It is always an interesting — and sometimes fraught — endeavor for a writer of a classic, well-loved series to return to that world after decades away. Sabriel, the first volume in Garth Nix's Old Kingdom series, helped to pioneer the renaissance of YA fantasy 19 years ago.
I read it as a teenager soon after its release, and its delights were both addictive and complex. I could see the echoes of genre giants like Diana Wynne Jones in his playful yet sinister mix of the modern and magical. His meticulous descriptions of necromancy reminded me of Lloyd Alexander's Chronicles of Prydain. And, of course, that mesmerizing system of charter magic, with its beautiful, chilling order, struck a chord that I had first heard in Ursula K. Le Guin's Earthsea novels. Sabriel built upon these and many other influences, but felt delightfully fresh, something I hadn't known I wanted until I read it.
The market, the genre and the audience have indisputably changed in the intervening two decades. The unfortunate flip side to having written a widely loved and influential series (Abhorsen, the last full novel in this universe, was published in 2003) is that those very innovations can start to smell overdone as a generation of writers who have grown up with the work build upon it in their turn.
Reading the much-anticipated Clariel, I felt transported back to that time of first discovery, of pure delight in reading something beautifully done in my genre first love. And yet I also couldn't shake an occasional sense of overfamiliarity, of certain plot and world-building elements having gone just slightly stale.
Part of this rests in Clariel's placement in that often-awkward category of prequel. The novel takes place 600 years before the events of Sabriel, and explains a great deal about the development of that mix of magic and modernity, separated by an ancient wall.
For a true Nix fan, this window into the creation of one of the great worlds of modern fantasy is full of hidden treasures. For a more casual reader, unfortunately, the quasi-renaissance technology and fantasy set pieces may make it easy to overlook the many ways in which Clariel's world and her story are truly distinct.
Clariel recounts a hero's journey gone catastrophically wrong. The refrain from all the Abhorsen novels seems particularly apt here: "Does the walker choose the path, or the path the walker?" Because Clariel's fundamental problem is exactly that: no one will let her choose. Everyone wants to use her for something, from her politically powerful goldsmith parents, to the king and even the Abhorsen himself — the famous necromancer who protects the realm. Clariel has a value in their eyes as a woman of noble birth, or as one of the rare people with the power of berserker rage, but no one ever values her own desires.
"What she desperately wanted to do was get out of the city and ... purchase a hunting lodge or forester's hut outside Estwael, to go hunting and fishing and just live in the quiet, cool, shaded world of the forest valleys and the heather-clad hills that she loved."

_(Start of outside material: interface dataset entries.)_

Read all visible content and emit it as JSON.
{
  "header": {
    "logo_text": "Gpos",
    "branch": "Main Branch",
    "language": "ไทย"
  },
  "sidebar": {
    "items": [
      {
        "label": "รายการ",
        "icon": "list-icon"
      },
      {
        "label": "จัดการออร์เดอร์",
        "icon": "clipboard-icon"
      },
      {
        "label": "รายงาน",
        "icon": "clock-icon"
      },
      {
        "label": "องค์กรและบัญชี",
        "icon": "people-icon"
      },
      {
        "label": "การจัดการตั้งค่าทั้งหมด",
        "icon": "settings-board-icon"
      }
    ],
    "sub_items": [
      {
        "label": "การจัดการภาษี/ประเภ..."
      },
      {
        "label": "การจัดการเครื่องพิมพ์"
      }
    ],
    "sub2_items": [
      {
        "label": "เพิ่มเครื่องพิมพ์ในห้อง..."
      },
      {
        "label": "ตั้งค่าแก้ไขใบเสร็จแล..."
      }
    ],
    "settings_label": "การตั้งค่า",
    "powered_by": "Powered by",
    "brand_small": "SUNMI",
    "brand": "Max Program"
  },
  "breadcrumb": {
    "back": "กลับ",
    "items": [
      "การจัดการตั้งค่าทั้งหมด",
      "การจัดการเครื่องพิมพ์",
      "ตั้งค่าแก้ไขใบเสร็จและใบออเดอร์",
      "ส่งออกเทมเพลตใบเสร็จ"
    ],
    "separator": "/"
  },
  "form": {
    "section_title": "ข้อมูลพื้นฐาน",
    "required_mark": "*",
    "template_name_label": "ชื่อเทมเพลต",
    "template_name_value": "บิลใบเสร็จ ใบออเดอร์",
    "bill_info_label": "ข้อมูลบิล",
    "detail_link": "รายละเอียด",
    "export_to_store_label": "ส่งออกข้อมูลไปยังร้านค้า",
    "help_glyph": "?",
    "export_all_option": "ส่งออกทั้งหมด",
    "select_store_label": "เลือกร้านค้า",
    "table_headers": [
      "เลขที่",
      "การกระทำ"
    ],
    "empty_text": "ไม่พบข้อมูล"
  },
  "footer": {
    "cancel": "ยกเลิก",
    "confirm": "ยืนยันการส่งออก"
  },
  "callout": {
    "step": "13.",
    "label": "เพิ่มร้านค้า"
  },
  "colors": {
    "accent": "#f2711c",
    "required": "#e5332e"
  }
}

But while Clariel spends the novel dreaming of her home forest, she never sees it. That longing and that frustration at being manipulated and ignored and enclosed over and over again drives her down a path that gets very dark indeed. This novel is easily understood on its own, but fans of the series will get a particularly chilling reward when it becomes clear who Clariel grows into.

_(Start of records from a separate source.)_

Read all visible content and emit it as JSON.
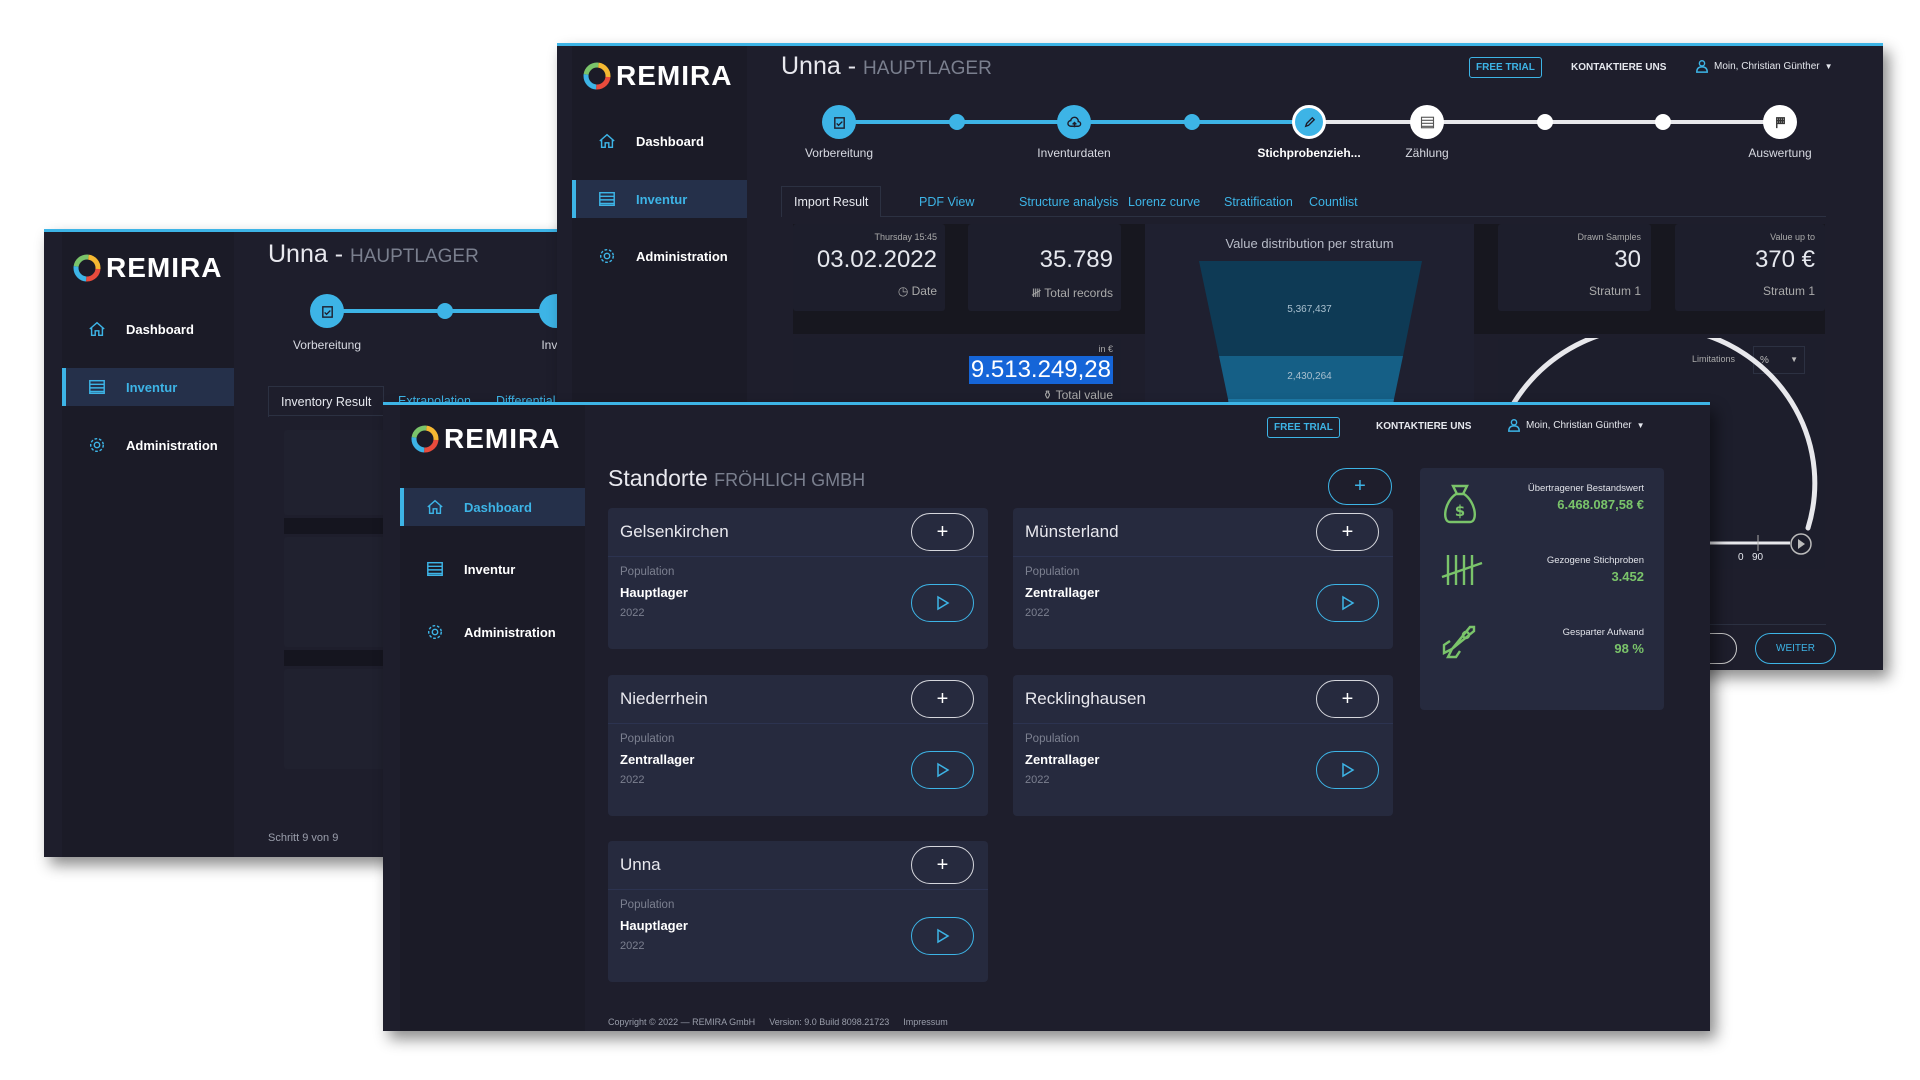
{
  "brand": "REMIRA",
  "nav": {
    "dashboard": "Dashboard",
    "inventur": "Inventur",
    "administration": "Administration"
  },
  "header": {
    "free_trial": "FREE TRIAL",
    "contact": "KONTAKTIERE UNS",
    "user": "Moin, Christian Günther"
  },
  "back_window": {
    "title": "Unna -",
    "subtitle": "HAUPTLAGER",
    "steps": [
      "Vorbereitung",
      "Inven"
    ],
    "tabs": [
      "Inventory Result",
      "Extrapolation",
      "Differential"
    ],
    "step_info": "Schritt 9 von 9"
  },
  "wizard_window": {
    "title": "Unna -",
    "subtitle": "HAUPTLAGER",
    "steps": [
      {
        "label": "Vorbereitung",
        "state": "done"
      },
      {
        "label": "Inventurdaten",
        "state": "done"
      },
      {
        "label": "Stichprobenzieh...",
        "state": "active"
      },
      {
        "label": "Zählung",
        "state": "todo"
      },
      {
        "label": "Auswertung",
        "state": "todo"
      }
    ],
    "tabs": [
      "Import Result",
      "PDF View",
      "Structure analysis",
      "Lorenz curve",
      "Stratification",
      "Countlist"
    ],
    "date_card": {
      "caption": "Thursday 15:45",
      "value": "03.02.2022",
      "label": "Date"
    },
    "records_card": {
      "value": "35.789",
      "label": "Total records"
    },
    "value_card": {
      "unit": "in €",
      "value": "9.513.249,28",
      "label": "Total value"
    },
    "funnel": {
      "title": "Value distribution per stratum",
      "values": [
        "5,367,437",
        "2,430,264"
      ]
    },
    "drawn_card": {
      "caption": "Drawn Samples",
      "value": "30",
      "label": "Stratum 1"
    },
    "upto_card": {
      "caption": "Value up to",
      "value": "370 €",
      "label": "Stratum 1"
    },
    "limitations": {
      "label": "Limitations",
      "select": "%",
      "tick_partial": "0",
      "tick": "90"
    },
    "next_button": "WEITER"
  },
  "locations_window": {
    "title": "Standorte",
    "subtitle": "FRÖHLICH GMBH",
    "population_label": "Population",
    "locations": [
      {
        "name": "Gelsenkirchen",
        "population": "Hauptlager",
        "year": "2022"
      },
      {
        "name": "Münsterland",
        "population": "Zentrallager",
        "year": "2022"
      },
      {
        "name": "Niederrhein",
        "population": "Zentrallager",
        "year": "2022"
      },
      {
        "name": "Recklinghausen",
        "population": "Zentrallager",
        "year": "2022"
      },
      {
        "name": "Unna",
        "population": "Hauptlager",
        "year": "2022"
      }
    ],
    "stats": [
      {
        "label": "Übertragener Bestandswert",
        "value": "6.468.087,58 €",
        "icon": "money-bag-icon"
      },
      {
        "label": "Gezogene Stichproben",
        "value": "3.452",
        "icon": "tally-icon"
      },
      {
        "label": "Gesparter Aufwand",
        "value": "98 %",
        "icon": "rocket-icon"
      }
    ],
    "footer": {
      "copyright": "Copyright © 2022 — REMIRA GmbH",
      "version": "Version: 9.0 Build 8098.21723",
      "impressum": "Impressum"
    }
  },
  "colors": {
    "accent": "#3db4e6",
    "green": "#7ac46a",
    "bg": "#1e1e2c"
  }
}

These are the moments when Nix's command of the genre is clear and thrilling. He understands the darkness that is part of every hero's journey, that at some point along her path her greatest enemy will be herself. So many great fantasy narratives play with the temptation of power and anger — generally, so that the hero can overcome them. But what if she doesn't? What if she says yes?
(If there are broad similarities between this basic question and the Star Wars prequel trilogy, one can only wish the latter had been written with the skill and compassion that Nix brings to Clariel.)
I suspect that newcomers won't find this as immediately gripping a read as Sabriel — largely because without context it loses so much resonance — but for Nix's many fans, this will be a welcome return across the wall.